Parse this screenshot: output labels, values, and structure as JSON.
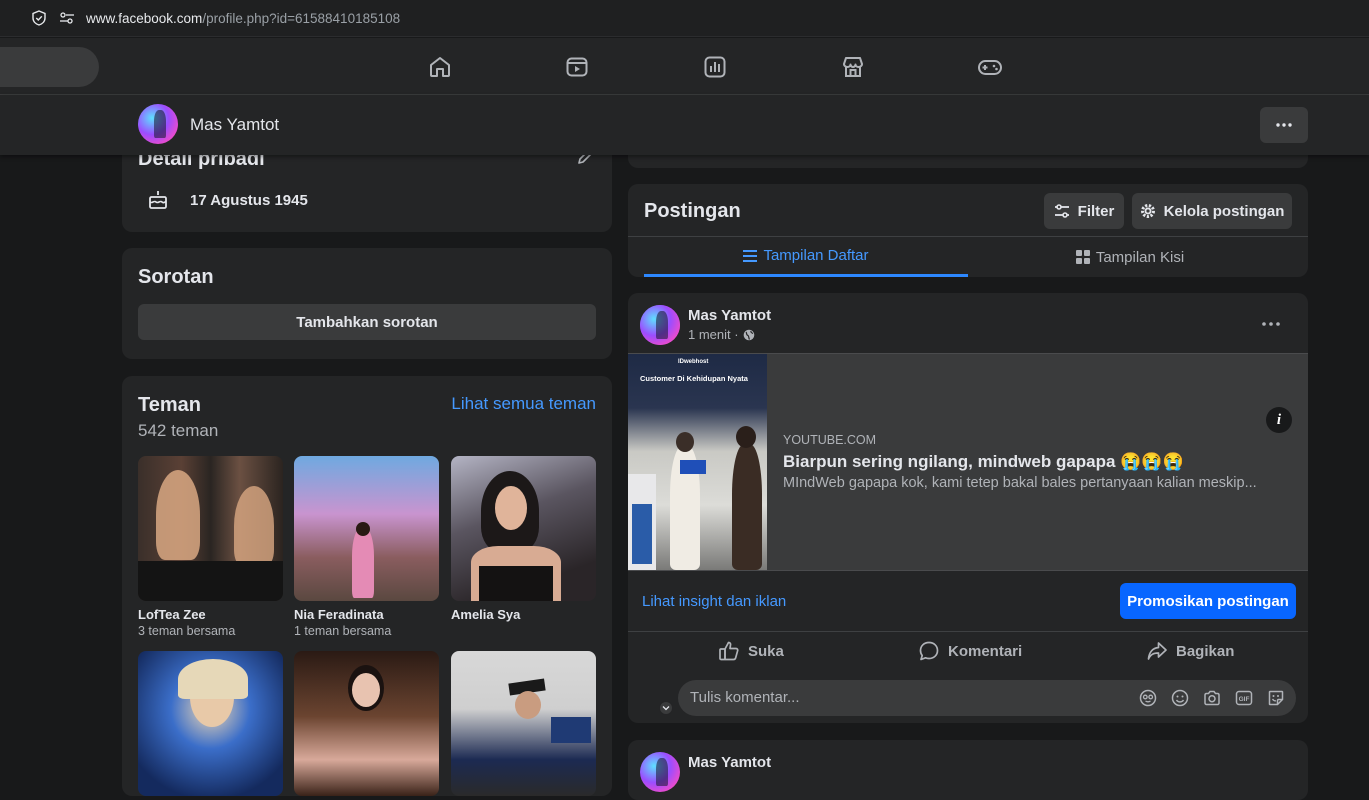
{
  "browser": {
    "url_host": "www.facebook.com",
    "url_path": "/profile.php?id=61588410185108"
  },
  "nav_icons": [
    "home-icon",
    "video-icon",
    "dashboard-icon",
    "marketplace-icon",
    "gaming-icon"
  ],
  "profile_header": {
    "name": "Mas Yamtot"
  },
  "detail": {
    "title": "Detail pribadi",
    "birthday": "17 Agustus 1945"
  },
  "sorotan": {
    "title": "Sorotan",
    "add_label": "Tambahkan sorotan"
  },
  "teman": {
    "title": "Teman",
    "see_all": "Lihat semua teman",
    "count": "542 teman",
    "friends": [
      {
        "name": "LofTea Zee",
        "mutual": "3 teman bersama"
      },
      {
        "name": "Nia Feradinata",
        "mutual": "1 teman bersama"
      },
      {
        "name": "Amelia Sya",
        "mutual": ""
      },
      {
        "name": "",
        "mutual": ""
      },
      {
        "name": "",
        "mutual": ""
      },
      {
        "name": "",
        "mutual": ""
      }
    ]
  },
  "postingan": {
    "title": "Postingan",
    "filter_label": "Filter",
    "manage_label": "Kelola postingan",
    "tab_list": "Tampilan Daftar",
    "tab_grid": "Tampilan Kisi"
  },
  "post": {
    "author": "Mas Yamtot",
    "time": "1 menit ·",
    "thumb_brand": "IDwebhost",
    "thumb_caption": "Customer Di Kehidupan Nyata",
    "link_domain": "YOUTUBE.COM",
    "link_title": "Biarpun sering ngilang, mindweb gapapa 😭😭😭",
    "link_desc": "MIndWeb gapapa kok, kami tetep bakal bales pertanyaan kalian meskip...",
    "insight_label": "Lihat insight dan iklan",
    "promote_label": "Promosikan postingan",
    "like_label": "Suka",
    "comment_label": "Komentari",
    "share_label": "Bagikan",
    "comment_placeholder": "Tulis komentar..."
  },
  "post2": {
    "author": "Mas Yamtot"
  }
}
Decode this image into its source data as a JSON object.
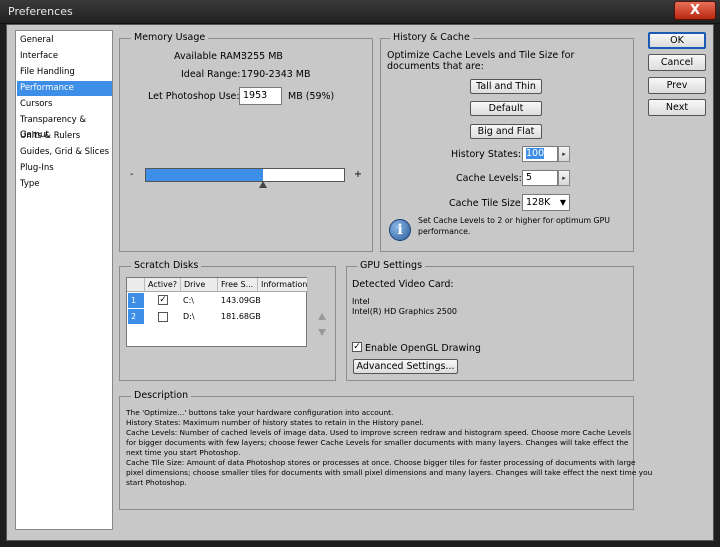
{
  "window": {
    "title": "Preferences",
    "close": "X"
  },
  "nav": {
    "items": [
      "General",
      "Interface",
      "File Handling",
      "Performance",
      "Cursors",
      "Transparency & Gamut",
      "Units & Rulers",
      "Guides, Grid & Slices",
      "Plug-Ins",
      "Type"
    ],
    "selected": "Performance"
  },
  "actions": {
    "ok": "OK",
    "cancel": "Cancel",
    "prev": "Prev",
    "next": "Next"
  },
  "memory": {
    "legend": "Memory Usage",
    "available_label": "Available RAM:",
    "available_value": "3255 MB",
    "ideal_label": "Ideal Range:",
    "ideal_value": "1790-2343 MB",
    "use_label": "Let Photoshop Use:",
    "use_value": "1953",
    "use_unit": "MB (59%)",
    "slider_fraction": 0.59,
    "minus": "-",
    "plus": "+"
  },
  "history": {
    "legend": "History & Cache",
    "intro_line1": "Optimize Cache Levels and Tile Size for",
    "intro_line2": "documents that are:",
    "btn_tall": "Tall and Thin",
    "btn_default": "Default",
    "btn_big": "Big and Flat",
    "states_label": "History States:",
    "states_value": "100",
    "levels_label": "Cache Levels:",
    "levels_value": "5",
    "tile_label": "Cache Tile Size:",
    "tile_value": "128K",
    "info_line1": "Set Cache Levels to 2 or higher for optimum GPU",
    "info_line2": "performance."
  },
  "scratch": {
    "legend": "Scratch Disks",
    "columns": [
      "Active?",
      "Drive",
      "Free S...",
      "Information"
    ],
    "rows": [
      {
        "num": "1",
        "active": true,
        "check": "✓",
        "drive": "C:\\",
        "free": "143.09GB"
      },
      {
        "num": "2",
        "active": false,
        "check": "",
        "drive": "D:\\",
        "free": "181.68GB"
      }
    ]
  },
  "gpu": {
    "legend": "GPU Settings",
    "detected_label": "Detected Video Card:",
    "vendor": "Intel",
    "model": "Intel(R) HD Graphics 2500",
    "opengl_label": "Enable OpenGL Drawing",
    "opengl_check": "✓",
    "advanced": "Advanced Settings..."
  },
  "description": {
    "legend": "Description",
    "lines": [
      "The 'Optimize...' buttons take your hardware configuration into account.",
      "History States: Maximum number of history states to retain in the History panel.",
      "Cache Levels: Number of cached levels of image data.  Used to improve screen redraw and histogram speed.  Choose more Cache Levels",
      "for bigger documents with few layers; choose fewer Cache Levels for smaller documents with many layers. Changes will take effect the",
      "next time you start Photoshop.",
      "Cache Tile Size: Amount of data Photoshop stores or processes at once. Choose bigger tiles for faster processing of documents with large",
      "pixel dimensions; choose smaller tiles for documents with small pixel dimensions and many layers. Changes will take effect the next time you",
      "start Photoshop."
    ]
  },
  "colors": {
    "accent": "#3d8ee6",
    "dialog_bg": "#c8c8c8",
    "titlebar": "#2a2a2a",
    "close": "#c8402a"
  }
}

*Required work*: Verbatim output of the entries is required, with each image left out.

*Expected answer*:
Parse this screenshot: output labels, values, and structure as JSON.
{
  "browser": {
    "url_host": "www.facebook.com",
    "url_path": "/profile.php?id=61588410185108"
  },
  "nav_icons": [
    "home-icon",
    "video-icon",
    "dashboard-icon",
    "marketplace-icon",
    "gaming-icon"
  ],
  "profile_header": {
    "name": "Mas Yamtot"
  },
  "detail": {
    "title": "Detail pribadi",
    "birthday": "17 Agustus 1945"
  },
  "sorotan": {
    "title": "Sorotan",
    "add_label": "Tambahkan sorotan"
  },
  "teman": {
    "title": "Teman",
    "see_all": "Lihat semua teman",
    "count": "542 teman",
    "friends": [
      {
        "name": "LofTea Zee",
        "mutual": "3 teman bersama"
      },
      {
        "name": "Nia Feradinata",
        "mutual": "1 teman bersama"
      },
      {
        "name": "Amelia Sya",
        "mutual": ""
      },
      {
        "name": "",
        "mutual": ""
      },
      {
        "name": "",
        "mutual": ""
      },
      {
        "name": "",
        "mutual": ""
      }
    ]
  },
  "postingan": {
    "title": "Postingan",
    "filter_label": "Filter",
    "manage_label": "Kelola postingan",
    "tab_list": "Tampilan Daftar",
    "tab_grid": "Tampilan Kisi"
  },
  "post": {
    "author": "Mas Yamtot",
    "time": "1 menit ·",
    "thumb_brand": "IDwebhost",
    "thumb_caption": "Customer Di Kehidupan Nyata",
    "link_domain": "YOUTUBE.COM",
    "link_title": "Biarpun sering ngilang, mindweb gapapa 😭😭😭",
    "link_desc": "MIndWeb gapapa kok, kami tetep bakal bales pertanyaan kalian meskip...",
    "insight_label": "Lihat insight dan iklan",
    "promote_label": "Promosikan postingan",
    "like_label": "Suka",
    "comment_label": "Komentari",
    "share_label": "Bagikan",
    "comment_placeholder": "Tulis komentar..."
  },
  "post2": {
    "author": "Mas Yamtot"
  }
}
Decode this image into its source data as a JSON object.
{
  "window": {
    "title": "Preferences",
    "close": "X"
  },
  "nav": {
    "items": [
      "General",
      "Interface",
      "File Handling",
      "Performance",
      "Cursors",
      "Transparency & Gamut",
      "Units & Rulers",
      "Guides, Grid & Slices",
      "Plug-Ins",
      "Type"
    ],
    "selected": "Performance"
  },
  "actions": {
    "ok": "OK",
    "cancel": "Cancel",
    "prev": "Prev",
    "next": "Next"
  },
  "memory": {
    "legend": "Memory Usage",
    "available_label": "Available RAM:",
    "available_value": "3255 MB",
    "ideal_label": "Ideal Range:",
    "ideal_value": "1790-2343 MB",
    "use_label": "Let Photoshop Use:",
    "use_value": "1953",
    "use_unit": "MB (59%)",
    "slider_fraction": 0.59,
    "minus": "-",
    "plus": "+"
  },
  "history": {
    "legend": "History & Cache",
    "intro_line1": "Optimize Cache Levels and Tile Size for",
    "intro_line2": "documents that are:",
    "btn_tall": "Tall and Thin",
    "btn_default": "Default",
    "btn_big": "Big and Flat",
    "states_label": "History States:",
    "states_value": "100",
    "levels_label": "Cache Levels:",
    "levels_value": "5",
    "tile_label": "Cache Tile Size:",
    "tile_value": "128K",
    "info_line1": "Set Cache Levels to 2 or higher for optimum GPU",
    "info_line2": "performance."
  },
  "scratch": {
    "legend": "Scratch Disks",
    "columns": [
      "Active?",
      "Drive",
      "Free S...",
      "Information"
    ],
    "rows": [
      {
        "num": "1",
        "active": true,
        "check": "✓",
        "drive": "C:\\",
        "free": "143.09GB"
      },
      {
        "num": "2",
        "active": false,
        "check": "",
        "drive": "D:\\",
        "free": "181.68GB"
      }
    ]
  },
  "gpu": {
    "legend": "GPU Settings",
    "detected_label": "Detected Video Card:",
    "vendor": "Intel",
    "model": "Intel(R) HD Graphics 2500",
    "opengl_label": "Enable OpenGL Drawing",
    "opengl_check": "✓",
    "advanced": "Advanced Settings..."
  },
  "description": {
    "legend": "Description",
    "lines": [
      "The 'Optimize...' buttons take your hardware configuration into account.",
      "History States: Maximum number of history states to retain in the History panel.",
      "Cache Levels: Number of cached levels of image data.  Used to improve screen redraw and histogram speed.  Choose more Cache Levels",
      "for bigger documents with few layers; choose fewer Cache Levels for smaller documents with many layers. Changes will take effect the",
      "next time you start Photoshop.",
      "Cache Tile Size: Amount of data Photoshop stores or processes at once. Choose bigger tiles for faster processing of documents with large",
      "pixel dimensions; choose smaller tiles for documents with small pixel dimensions and many layers. Changes will take effect the next time you",
      "start Photoshop."
    ]
  },
  "colors": {
    "accent": "#3d8ee6",
    "dialog_bg": "#c8c8c8",
    "titlebar": "#2a2a2a",
    "close": "#c8402a"
  }
}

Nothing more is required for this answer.